START DATA RECORDS

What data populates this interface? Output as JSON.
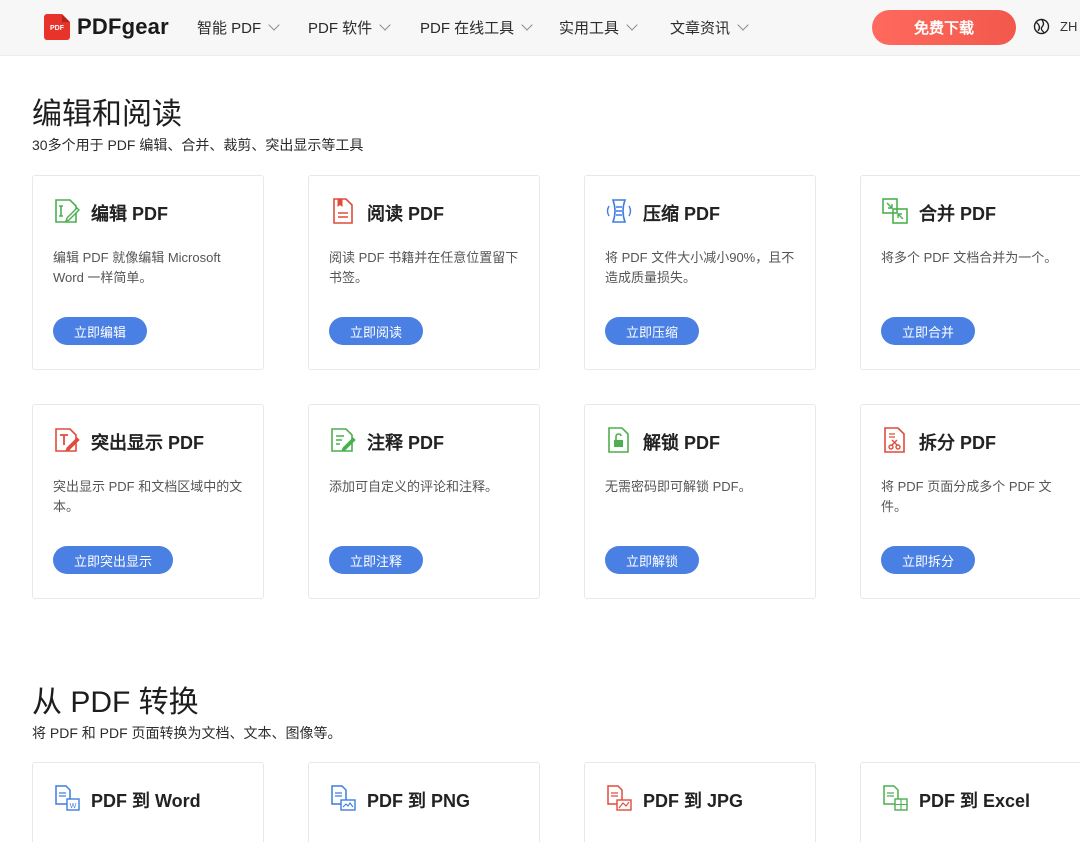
{
  "header": {
    "logo_text": "PDFgear",
    "logo_badge": "PDF",
    "nav": [
      "智能 PDF",
      "PDF 软件",
      "PDF 在线工具",
      "实用工具",
      "文章资讯"
    ],
    "download_label": "免费下载",
    "lang_label": "ZH"
  },
  "edit_section": {
    "title": "编辑和阅读",
    "subtitle": "30多个用于 PDF 编辑、合并、裁剪、突出显示等工具",
    "cards": [
      {
        "title": "编辑 PDF",
        "desc": "编辑 PDF 就像编辑 Microsoft Word 一样简单。",
        "button": "立即编辑",
        "icon": "edit-pdf-icon"
      },
      {
        "title": "阅读 PDF",
        "desc": "阅读 PDF 书籍并在任意位置留下书签。",
        "button": "立即阅读",
        "icon": "read-pdf-icon"
      },
      {
        "title": "压缩 PDF",
        "desc": "将 PDF 文件大小减小90%，且不造成质量损失。",
        "button": "立即压缩",
        "icon": "compress-pdf-icon"
      },
      {
        "title": "合并 PDF",
        "desc": "将多个 PDF 文档合并为一个。",
        "button": "立即合并",
        "icon": "merge-pdf-icon"
      },
      {
        "title": "突出显示 PDF",
        "desc": "突出显示 PDF 和文档区域中的文本。",
        "button": "立即突出显示",
        "icon": "highlight-pdf-icon"
      },
      {
        "title": "注释 PDF",
        "desc": "添加可自定义的评论和注释。",
        "button": "立即注释",
        "icon": "annotate-pdf-icon"
      },
      {
        "title": "解锁 PDF",
        "desc": "无需密码即可解锁 PDF。",
        "button": "立即解锁",
        "icon": "unlock-pdf-icon"
      },
      {
        "title": "拆分 PDF",
        "desc": "将 PDF 页面分成多个 PDF 文件。",
        "button": "立即拆分",
        "icon": "split-pdf-icon"
      }
    ]
  },
  "convert_section": {
    "title": "从 PDF 转换",
    "subtitle": "将 PDF 和 PDF 页面转换为文档、文本、图像等。",
    "cards": [
      {
        "title": "PDF 到 Word",
        "icon": "pdf-to-word-icon"
      },
      {
        "title": "PDF 到 PNG",
        "icon": "pdf-to-png-icon"
      },
      {
        "title": "PDF 到 JPG",
        "icon": "pdf-to-jpg-icon"
      },
      {
        "title": "PDF 到 Excel",
        "icon": "pdf-to-excel-icon"
      }
    ]
  },
  "colors": {
    "accent": "#4a7fe3",
    "download_gradient_start": "#ff6a5e",
    "download_gradient_end": "#f2584b",
    "brand_red": "#e8332b",
    "icon_green": "#4caf50",
    "icon_red": "#e04b3c",
    "icon_blue": "#3f7de0"
  }
}
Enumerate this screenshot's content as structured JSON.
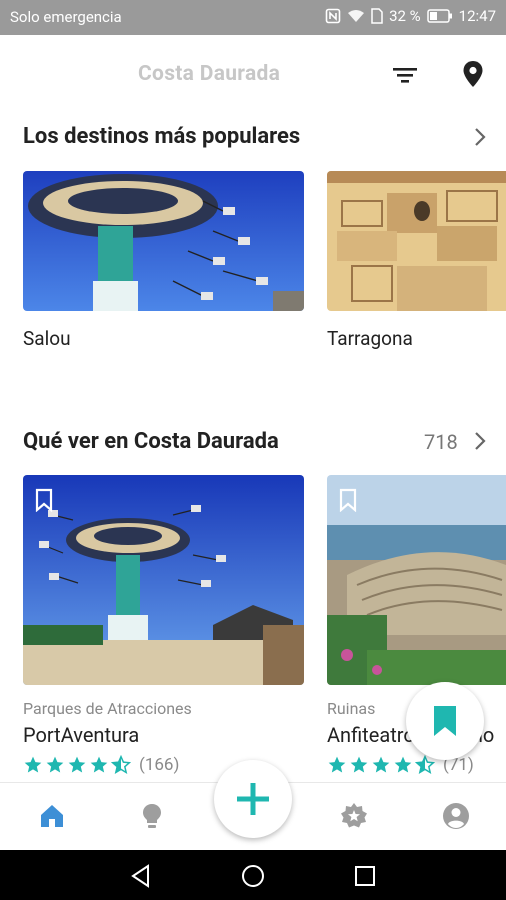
{
  "status_bar": {
    "carrier": "Solo emergencia",
    "battery": "32 %",
    "time": "12:47"
  },
  "app_bar": {
    "title": "Costa Daurada",
    "filter_icon": "filter-icon",
    "location_icon": "location-pin-icon"
  },
  "popular": {
    "title": "Los destinos más populares",
    "items": [
      {
        "label": "Salou"
      },
      {
        "label": "Tarragona"
      }
    ]
  },
  "see": {
    "title": "Qué ver en Costa Daurada",
    "count": "718",
    "items": [
      {
        "category": "Parques de Atracciones",
        "name": "PortAventura",
        "rating": 4.5,
        "reviews": "(166)"
      },
      {
        "category": "Ruinas",
        "name": "Anfiteatro Romano",
        "rating": 4.5,
        "reviews": "(71)"
      }
    ]
  },
  "colors": {
    "accent": "#1fb7b0",
    "nav_active": "#3d8fd6",
    "nav_inactive": "#9e9e9e"
  },
  "bottom_nav": {
    "items": [
      "home-icon",
      "lightbulb-icon",
      "add-icon",
      "badge-icon",
      "profile-icon"
    ]
  }
}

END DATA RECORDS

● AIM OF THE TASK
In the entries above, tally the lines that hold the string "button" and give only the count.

● COMPLETED TASK
8